The Importance of Playing Poker


Poker is an inherently social game, both in the physical sense (you can play at a table or at home with friends) and in the virtual sense (most online poker sites offer chat rooms for players). The social aspect of the game helps to improve communication and interpersonal skills as well as encourages group thinking. Additionally, poker requires that you be present for each hand, which forces you to focus on your opponents, identify their strategies, and calculate probabilities. This practice helps you to develop your ability to make decisions under uncertainty, which is a skill that you can carry with you into many areas of life.

Reading your opponent is an essential part of playing poker, and it is something that becomes much easier with experience. When you play more hands, you will start to see recurring patterns in the way that your opponents play their hands. This will allow you to anticipate their actions and predict their behavior, which makes it much easier to read them.

Getting better at reading your opponent will help you win more hands. However, you need to be careful not to fall into the trap of putting your opponent on a specific hand. This is a common mistake made by new players, and it can cost you a lot of money. The best players will work out the range of cards that their opponent could have, and then try to determine how likely it is that they have a hand that beats yours.

One of the most important things to learn when you play poker is how to read other people’s body language. This is because you have to be able to tell when someone is stressed, bluffing, or happy with their hand. You can then use this information to make better decisions about what to do next. This is a skill that can be used in many different situations, from negotiating a business deal to giving a presentation.

Another thing that poker teaches you is how to manage your emotions. This is because you need to be able to control your emotions in order to make good decisions. It is also important to learn how to celebrate your wins and accept your losses. This will help you to maintain a healthy mindset and motivate yourself to keep improving.

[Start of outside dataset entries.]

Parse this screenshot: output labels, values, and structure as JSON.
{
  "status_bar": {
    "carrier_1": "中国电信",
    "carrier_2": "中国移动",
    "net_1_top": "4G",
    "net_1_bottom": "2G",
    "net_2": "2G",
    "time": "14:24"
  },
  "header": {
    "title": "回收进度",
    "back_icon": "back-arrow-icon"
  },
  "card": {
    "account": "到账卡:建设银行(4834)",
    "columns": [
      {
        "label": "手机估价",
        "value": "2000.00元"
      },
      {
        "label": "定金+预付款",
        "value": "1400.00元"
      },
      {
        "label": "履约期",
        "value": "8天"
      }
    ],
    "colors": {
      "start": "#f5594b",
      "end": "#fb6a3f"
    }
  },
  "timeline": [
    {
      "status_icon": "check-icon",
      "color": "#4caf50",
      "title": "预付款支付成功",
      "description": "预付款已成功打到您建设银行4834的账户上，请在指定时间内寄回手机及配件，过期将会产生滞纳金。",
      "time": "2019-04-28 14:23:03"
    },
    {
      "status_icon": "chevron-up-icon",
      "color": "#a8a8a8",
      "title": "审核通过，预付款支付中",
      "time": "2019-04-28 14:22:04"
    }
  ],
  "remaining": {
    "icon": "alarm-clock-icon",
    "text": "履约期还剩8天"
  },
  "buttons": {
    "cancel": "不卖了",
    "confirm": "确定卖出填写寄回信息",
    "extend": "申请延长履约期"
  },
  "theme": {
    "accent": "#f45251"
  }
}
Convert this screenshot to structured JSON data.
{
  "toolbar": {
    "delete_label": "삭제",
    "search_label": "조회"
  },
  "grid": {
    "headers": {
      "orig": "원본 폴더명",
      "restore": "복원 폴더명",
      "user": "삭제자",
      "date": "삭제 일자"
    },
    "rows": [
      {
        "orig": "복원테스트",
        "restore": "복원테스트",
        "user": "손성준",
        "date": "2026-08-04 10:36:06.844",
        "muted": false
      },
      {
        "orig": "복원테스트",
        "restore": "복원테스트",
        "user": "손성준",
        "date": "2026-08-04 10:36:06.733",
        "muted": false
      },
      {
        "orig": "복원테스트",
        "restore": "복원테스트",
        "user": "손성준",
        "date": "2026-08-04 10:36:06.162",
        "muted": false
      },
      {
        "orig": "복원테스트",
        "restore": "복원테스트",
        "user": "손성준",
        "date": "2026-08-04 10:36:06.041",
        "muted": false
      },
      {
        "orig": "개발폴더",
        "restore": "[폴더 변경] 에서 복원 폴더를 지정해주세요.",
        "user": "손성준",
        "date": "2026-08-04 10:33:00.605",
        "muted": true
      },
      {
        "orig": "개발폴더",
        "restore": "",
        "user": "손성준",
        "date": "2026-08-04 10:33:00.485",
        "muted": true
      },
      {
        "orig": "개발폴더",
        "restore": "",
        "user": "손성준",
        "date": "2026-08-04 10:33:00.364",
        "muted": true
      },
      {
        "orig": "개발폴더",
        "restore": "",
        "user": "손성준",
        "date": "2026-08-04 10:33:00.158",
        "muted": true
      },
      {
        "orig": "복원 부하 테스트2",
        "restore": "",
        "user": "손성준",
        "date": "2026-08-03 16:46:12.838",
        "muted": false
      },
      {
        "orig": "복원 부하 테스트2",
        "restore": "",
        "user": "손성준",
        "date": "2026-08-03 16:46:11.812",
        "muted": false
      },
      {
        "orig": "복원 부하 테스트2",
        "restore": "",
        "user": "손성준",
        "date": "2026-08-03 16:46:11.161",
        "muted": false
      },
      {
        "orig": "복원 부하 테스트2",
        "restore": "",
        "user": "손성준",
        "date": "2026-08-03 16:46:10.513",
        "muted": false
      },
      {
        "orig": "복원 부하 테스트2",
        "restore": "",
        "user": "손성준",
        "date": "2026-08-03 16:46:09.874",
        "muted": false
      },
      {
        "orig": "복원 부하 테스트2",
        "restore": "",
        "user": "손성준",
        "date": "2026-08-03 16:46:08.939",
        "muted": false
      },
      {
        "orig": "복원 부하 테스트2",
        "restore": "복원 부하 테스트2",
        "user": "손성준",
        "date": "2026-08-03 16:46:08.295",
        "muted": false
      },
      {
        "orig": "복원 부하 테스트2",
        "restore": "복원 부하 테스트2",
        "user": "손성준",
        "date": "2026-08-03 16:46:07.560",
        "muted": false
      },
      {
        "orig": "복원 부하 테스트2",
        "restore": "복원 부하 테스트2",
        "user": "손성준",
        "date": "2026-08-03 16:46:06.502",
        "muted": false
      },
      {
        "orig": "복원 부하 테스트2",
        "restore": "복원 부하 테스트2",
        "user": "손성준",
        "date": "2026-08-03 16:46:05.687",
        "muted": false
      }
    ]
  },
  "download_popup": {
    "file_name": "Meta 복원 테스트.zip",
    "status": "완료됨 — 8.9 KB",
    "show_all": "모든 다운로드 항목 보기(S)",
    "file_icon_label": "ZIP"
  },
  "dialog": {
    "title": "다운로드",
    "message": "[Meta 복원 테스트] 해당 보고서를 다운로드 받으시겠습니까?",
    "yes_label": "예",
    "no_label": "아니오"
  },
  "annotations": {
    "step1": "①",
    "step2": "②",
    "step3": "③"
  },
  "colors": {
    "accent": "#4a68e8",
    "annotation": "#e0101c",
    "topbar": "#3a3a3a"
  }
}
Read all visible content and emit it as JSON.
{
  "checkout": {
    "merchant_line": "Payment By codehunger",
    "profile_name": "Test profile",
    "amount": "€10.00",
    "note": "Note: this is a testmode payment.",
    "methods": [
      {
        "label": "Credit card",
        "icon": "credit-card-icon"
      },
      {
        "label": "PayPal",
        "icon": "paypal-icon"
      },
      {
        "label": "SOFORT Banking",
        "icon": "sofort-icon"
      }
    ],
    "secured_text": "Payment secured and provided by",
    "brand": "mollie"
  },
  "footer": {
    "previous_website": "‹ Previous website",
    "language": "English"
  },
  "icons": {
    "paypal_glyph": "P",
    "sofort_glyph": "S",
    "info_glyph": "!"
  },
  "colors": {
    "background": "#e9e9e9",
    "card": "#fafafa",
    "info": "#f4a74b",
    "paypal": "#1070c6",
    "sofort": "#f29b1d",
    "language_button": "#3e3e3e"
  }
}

It is also important to only gamble with money that you are willing to lose. This will help you to avoid getting too hung up on your wins and losses, which can lead to emotional gambling. It is also a good idea to track your wins and losses so that you can analyze your results over time. This will give you a clear picture of your progress and help you to be more accurate when predicting your future winnings. By tracking your progress, you will be able to make smarter decisions about your bankroll. This will help you to grow your bankroll faster and increase your chances of winning.